Action item: Output the listing below exactly, minus its images.

Dataset records:
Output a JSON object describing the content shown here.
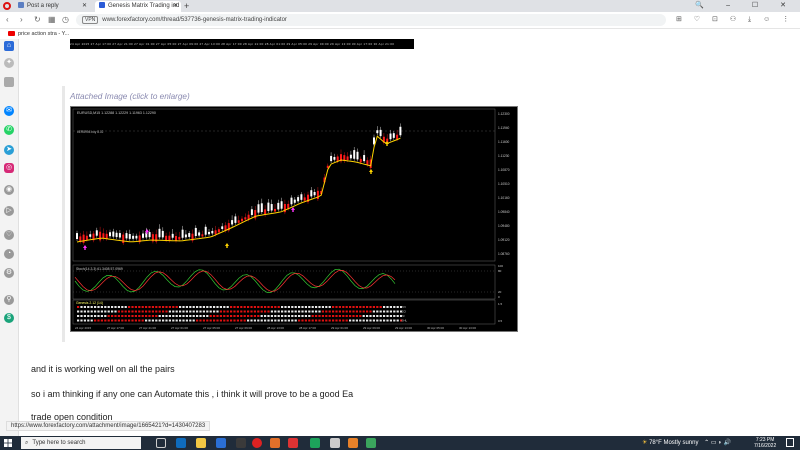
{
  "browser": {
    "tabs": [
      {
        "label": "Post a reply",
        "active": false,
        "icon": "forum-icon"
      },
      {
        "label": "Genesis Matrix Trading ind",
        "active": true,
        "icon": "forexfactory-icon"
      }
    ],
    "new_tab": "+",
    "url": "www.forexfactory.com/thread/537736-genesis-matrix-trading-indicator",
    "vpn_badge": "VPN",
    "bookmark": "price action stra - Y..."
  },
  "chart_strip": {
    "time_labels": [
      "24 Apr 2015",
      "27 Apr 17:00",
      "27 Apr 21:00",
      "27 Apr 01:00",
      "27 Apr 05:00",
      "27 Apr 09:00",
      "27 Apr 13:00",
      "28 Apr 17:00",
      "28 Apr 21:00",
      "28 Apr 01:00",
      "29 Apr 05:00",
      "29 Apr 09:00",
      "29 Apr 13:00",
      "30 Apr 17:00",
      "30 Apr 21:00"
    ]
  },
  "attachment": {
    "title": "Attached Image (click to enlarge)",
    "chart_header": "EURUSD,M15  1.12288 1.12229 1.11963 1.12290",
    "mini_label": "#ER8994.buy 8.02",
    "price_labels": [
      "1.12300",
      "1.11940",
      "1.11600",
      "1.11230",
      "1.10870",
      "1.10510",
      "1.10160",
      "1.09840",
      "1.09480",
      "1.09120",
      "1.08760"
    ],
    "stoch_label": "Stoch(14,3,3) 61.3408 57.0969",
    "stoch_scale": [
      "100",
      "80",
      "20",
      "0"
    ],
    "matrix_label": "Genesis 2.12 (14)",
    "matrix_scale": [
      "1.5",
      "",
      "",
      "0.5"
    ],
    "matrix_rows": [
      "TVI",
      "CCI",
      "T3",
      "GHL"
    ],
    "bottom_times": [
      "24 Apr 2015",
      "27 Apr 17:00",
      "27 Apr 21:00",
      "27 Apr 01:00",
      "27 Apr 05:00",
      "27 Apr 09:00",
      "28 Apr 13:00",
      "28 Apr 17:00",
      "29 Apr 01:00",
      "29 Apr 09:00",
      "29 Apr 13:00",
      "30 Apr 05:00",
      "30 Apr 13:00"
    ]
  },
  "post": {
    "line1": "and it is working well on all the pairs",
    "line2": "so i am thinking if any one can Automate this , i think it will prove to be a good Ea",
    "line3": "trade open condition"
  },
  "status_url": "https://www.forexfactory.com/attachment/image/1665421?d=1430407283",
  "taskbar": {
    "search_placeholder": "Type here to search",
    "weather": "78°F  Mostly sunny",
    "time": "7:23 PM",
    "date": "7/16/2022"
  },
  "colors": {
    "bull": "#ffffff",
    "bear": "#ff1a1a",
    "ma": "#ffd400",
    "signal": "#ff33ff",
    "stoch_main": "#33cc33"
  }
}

Task response:
Output a JSON object describing the content shown here.
{
  "browser": {
    "tabs": [
      {
        "label": "Post a reply",
        "active": false,
        "icon": "forum-icon"
      },
      {
        "label": "Genesis Matrix Trading ind",
        "active": true,
        "icon": "forexfactory-icon"
      }
    ],
    "new_tab": "+",
    "url": "www.forexfactory.com/thread/537736-genesis-matrix-trading-indicator",
    "vpn_badge": "VPN",
    "bookmark": "price action stra - Y..."
  },
  "chart_strip": {
    "time_labels": [
      "24 Apr 2015",
      "27 Apr 17:00",
      "27 Apr 21:00",
      "27 Apr 01:00",
      "27 Apr 05:00",
      "27 Apr 09:00",
      "27 Apr 13:00",
      "28 Apr 17:00",
      "28 Apr 21:00",
      "28 Apr 01:00",
      "29 Apr 05:00",
      "29 Apr 09:00",
      "29 Apr 13:00",
      "30 Apr 17:00",
      "30 Apr 21:00"
    ]
  },
  "attachment": {
    "title": "Attached Image (click to enlarge)",
    "chart_header": "EURUSD,M15  1.12288 1.12229 1.11963 1.12290",
    "mini_label": "#ER8994.buy 8.02",
    "price_labels": [
      "1.12300",
      "1.11940",
      "1.11600",
      "1.11230",
      "1.10870",
      "1.10510",
      "1.10160",
      "1.09840",
      "1.09480",
      "1.09120",
      "1.08760"
    ],
    "stoch_label": "Stoch(14,3,3) 61.3408 57.0969",
    "stoch_scale": [
      "100",
      "80",
      "20",
      "0"
    ],
    "matrix_label": "Genesis 2.12 (14)",
    "matrix_scale": [
      "1.5",
      "",
      "",
      "0.5"
    ],
    "matrix_rows": [
      "TVI",
      "CCI",
      "T3",
      "GHL"
    ],
    "bottom_times": [
      "24 Apr 2015",
      "27 Apr 17:00",
      "27 Apr 21:00",
      "27 Apr 01:00",
      "27 Apr 05:00",
      "27 Apr 09:00",
      "28 Apr 13:00",
      "28 Apr 17:00",
      "29 Apr 01:00",
      "29 Apr 09:00",
      "29 Apr 13:00",
      "30 Apr 05:00",
      "30 Apr 13:00"
    ]
  },
  "post": {
    "line1": "and it is working well on all the pairs",
    "line2": "so i am thinking if any one can Automate this , i think it will prove to be a good Ea",
    "line3": "trade open condition"
  },
  "status_url": "https://www.forexfactory.com/attachment/image/1665421?d=1430407283",
  "taskbar": {
    "search_placeholder": "Type here to search",
    "weather": "78°F  Mostly sunny",
    "time": "7:23 PM",
    "date": "7/16/2022"
  },
  "colors": {
    "bull": "#ffffff",
    "bear": "#ff1a1a",
    "ma": "#ffd400",
    "signal": "#ff33ff",
    "stoch_main": "#33cc33"
  }
}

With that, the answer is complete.